When I take a moment to think it is safe to say that there is a very broad and diverse range of needs and wants when it comes to the Woods family holiday wish list currently.
Our eldest boy Stan wants water slides, ski jumps, multi sports, colouring-in, general ace activities and multiple connected devices. All with Ice Cream please.
Louis would love exactly the same only with the slides and jumps and activities scaled down in size by about a quarter. The Ice Cream can stay exactly as it is though.
Nancy would mostly like to put things in her mouth during her holiday and climb on other things before falling over on something very soft – all while attempting absolutely everything her brothers are doing no matter how mortally dangerous it may be.
All three of them love each other very much too so if all of that could somehow be delivered while they were within hugging and tickling distance of each other that would be just great.
And what do their parents want out of a holiday nowadays? It’s very kind of you to ask.
As every Mum and Dad knows you are only as happy on holiday as your unhappiest child so if even a third of the above wish list is met we will be delirious. Literally delirious.
If we can possibly sneak in a meal together, or at least avoid that most desperate of parental holiday scenarios – silently eating crisps and Laughing Cow cheese in a dark hotel room while small children sleep all around, then that will have been a mighty success too.
Throw in five uninterrupted minutes on a sun lounger at any point during proceedings and we really will have had the best vacation of all time.
If by any glorious chance there’s some sort of laundry service to be had too, well there just might be spontaneous combustion on the cards.
So let’s see, let’s see what big family holidays are out there to be had in 2016.
We might just pack the Laughing Cow just in case though.
You forget about a lot of things in the years since you had a baby in the house.
How much you love sleep is a biggy, as is the wet wipe paradox – the more packets you put into your household the less likely you are to be able to find one during a brown alert emergency.
It’s the unadulterated pain which the arrival of tiny new teeth create for all concerned that has reasserted itself in our parental memories this week though as our new daughter hits 7 months.
Far be it from me to call out mother and indeed father nature, but on the face of it the way us humans go about getting teeth feels pretty dumb, with milk teeth in particular causing a disproportionate amount of bother in the short time they are operational.
From around the six month mark onwards babies begin their three year long journey to push out a set of teeth that will hang about for a while before they start to fall out and are replaced by the real deal.
The process of cutting these baby teeth is termed as ‘eruption’ by medical folk and never in the field of biological jargon has one word been seen as so apt by so many.
The first series of ten or so teeth your baby cuts have the capability to cause one or all of the following: burning cheeks, red ears, high temperature, broken sleep, an urge to bite everything and everyone within reach, screams of pain as the jagged demon cuts through soft gum, cold like symptoms, drooling by the bucketful and full nappies so rancid thanks to the acidic teething saliva being produced that you feel like calling in a UN weapons inspection team to give them the all clear.
Other than trying to comfort them, there are a few things you can do to relieve the obvious pain like giving them a cold teething ring or administering the slightly Victorian looking homeopathic granules you’ll see in the chemist.
There’s next to no evidence these magical powders do any good whatsoever of course but there are parents out there who will wrestle you to the ground rather than concede it’s a load of old flowery hokum.

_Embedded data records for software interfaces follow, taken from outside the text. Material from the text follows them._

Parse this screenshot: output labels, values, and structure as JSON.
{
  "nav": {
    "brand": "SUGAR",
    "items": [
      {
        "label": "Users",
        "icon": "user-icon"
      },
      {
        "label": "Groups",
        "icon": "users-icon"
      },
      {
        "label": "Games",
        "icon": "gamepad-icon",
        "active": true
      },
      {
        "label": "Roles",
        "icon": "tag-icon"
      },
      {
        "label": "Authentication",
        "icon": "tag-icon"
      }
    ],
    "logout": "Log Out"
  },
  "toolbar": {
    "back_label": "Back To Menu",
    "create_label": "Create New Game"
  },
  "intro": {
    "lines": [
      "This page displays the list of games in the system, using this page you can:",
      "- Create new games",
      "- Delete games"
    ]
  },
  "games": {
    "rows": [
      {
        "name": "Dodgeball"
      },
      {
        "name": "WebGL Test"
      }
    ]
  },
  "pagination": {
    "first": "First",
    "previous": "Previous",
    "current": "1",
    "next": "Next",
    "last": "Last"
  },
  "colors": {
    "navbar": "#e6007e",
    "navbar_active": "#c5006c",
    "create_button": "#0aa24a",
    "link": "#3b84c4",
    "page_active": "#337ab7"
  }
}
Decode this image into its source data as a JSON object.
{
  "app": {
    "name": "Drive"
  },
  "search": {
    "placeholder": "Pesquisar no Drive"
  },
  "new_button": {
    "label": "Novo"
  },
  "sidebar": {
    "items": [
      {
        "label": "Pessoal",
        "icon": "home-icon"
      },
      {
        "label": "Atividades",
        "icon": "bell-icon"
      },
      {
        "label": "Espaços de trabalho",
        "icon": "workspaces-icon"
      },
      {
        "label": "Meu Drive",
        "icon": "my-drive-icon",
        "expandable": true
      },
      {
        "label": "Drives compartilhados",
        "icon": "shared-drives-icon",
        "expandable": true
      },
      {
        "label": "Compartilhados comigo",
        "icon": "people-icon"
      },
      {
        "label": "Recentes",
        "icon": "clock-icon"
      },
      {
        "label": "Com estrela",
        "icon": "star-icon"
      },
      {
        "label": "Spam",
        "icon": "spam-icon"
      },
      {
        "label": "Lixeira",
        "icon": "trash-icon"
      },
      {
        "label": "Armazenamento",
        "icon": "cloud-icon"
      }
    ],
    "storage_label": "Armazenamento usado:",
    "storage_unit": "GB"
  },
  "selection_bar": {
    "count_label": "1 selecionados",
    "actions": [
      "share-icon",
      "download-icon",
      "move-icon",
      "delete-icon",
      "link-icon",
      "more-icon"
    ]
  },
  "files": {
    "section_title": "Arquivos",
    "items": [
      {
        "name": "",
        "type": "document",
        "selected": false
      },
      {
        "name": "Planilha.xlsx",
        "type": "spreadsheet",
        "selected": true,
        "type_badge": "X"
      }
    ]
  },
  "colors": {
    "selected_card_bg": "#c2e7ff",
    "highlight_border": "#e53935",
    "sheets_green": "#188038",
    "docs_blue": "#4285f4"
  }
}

At worst they give your teething bub something new to think about for a while once they feel them in their mouth and you get to feel a bit less useless.
Then after all the pain and the tears comes the moment when you see their toothy little grin for the first time and you wonder where your gummy little new born went.
That and who moved the wet wipes.